Sadly, most analytics aren’t yet at the point where it’s possible to effectively track prospects on cross-platform conversion paths. However, you can use tracking platforms – like a Google forwarding phone number or a coupon or discount code to help enable better tracking from where specific customers came.
Furthermore, you can fine-tune your mobile sales funnels with analytics engines like Google Analytics and Finteza. Both engines are examples of platforms that can pinpoint precisely where cart abandonment occurs with mobile users – helping businesses to take a look at where the sticking points are and revising their approach to become more appealing to visitors on smartphones.
Although it can be difficult to analyze the customers’ journeys across different devices, analytics can certainly leverage a greater deal of understanding of how users interact with mobile websites and the navigation that occurs when they arrive on your site.

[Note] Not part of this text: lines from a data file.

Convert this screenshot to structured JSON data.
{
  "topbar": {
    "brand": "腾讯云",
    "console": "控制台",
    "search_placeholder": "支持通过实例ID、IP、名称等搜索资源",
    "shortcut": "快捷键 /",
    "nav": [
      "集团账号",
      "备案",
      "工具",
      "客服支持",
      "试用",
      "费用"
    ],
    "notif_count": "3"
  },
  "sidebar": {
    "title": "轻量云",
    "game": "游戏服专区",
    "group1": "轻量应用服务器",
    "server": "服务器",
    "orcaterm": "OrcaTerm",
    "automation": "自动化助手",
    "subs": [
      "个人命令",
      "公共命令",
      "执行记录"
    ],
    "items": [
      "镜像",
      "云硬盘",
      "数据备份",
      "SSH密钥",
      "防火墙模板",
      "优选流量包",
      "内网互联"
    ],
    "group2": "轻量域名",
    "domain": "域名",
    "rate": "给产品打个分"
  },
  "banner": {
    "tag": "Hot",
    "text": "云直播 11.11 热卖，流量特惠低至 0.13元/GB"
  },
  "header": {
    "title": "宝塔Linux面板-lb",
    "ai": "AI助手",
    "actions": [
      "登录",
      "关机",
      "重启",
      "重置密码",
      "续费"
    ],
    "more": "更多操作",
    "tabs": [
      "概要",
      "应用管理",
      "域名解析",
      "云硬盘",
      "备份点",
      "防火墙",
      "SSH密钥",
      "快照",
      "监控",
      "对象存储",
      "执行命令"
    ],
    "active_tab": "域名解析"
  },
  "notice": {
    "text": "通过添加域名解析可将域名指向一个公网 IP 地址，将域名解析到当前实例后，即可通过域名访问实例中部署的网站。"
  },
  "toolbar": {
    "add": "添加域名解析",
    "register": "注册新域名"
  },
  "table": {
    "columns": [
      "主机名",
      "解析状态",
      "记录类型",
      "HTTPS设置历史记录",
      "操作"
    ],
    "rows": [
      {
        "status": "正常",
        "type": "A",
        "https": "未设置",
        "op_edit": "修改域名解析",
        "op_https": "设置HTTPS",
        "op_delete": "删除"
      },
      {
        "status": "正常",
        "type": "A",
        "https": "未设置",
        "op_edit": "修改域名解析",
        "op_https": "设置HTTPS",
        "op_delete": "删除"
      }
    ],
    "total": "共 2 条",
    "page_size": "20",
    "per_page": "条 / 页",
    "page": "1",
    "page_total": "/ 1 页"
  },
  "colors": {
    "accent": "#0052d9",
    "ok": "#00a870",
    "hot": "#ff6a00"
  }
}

With mobile eCommerce sales set to continue to rise over the coming years, it’s highly beneficial for companies to look into ways they can close the gap between traffic and conversions faster to ensure that they enjoy this growth from a strong starting point.
The eCommerce landscape is going mobile, and the businesses that adapt to this shift fastest will reap the benefits.
Guest Author Bio:
Dmytro Spilka is a CEO at Solvid, a creative content creation agency based in London. His work has been published in Shopify, WordStream, Entrepreneur, BuzzSumo, Campaign Monitor and Tech Radar.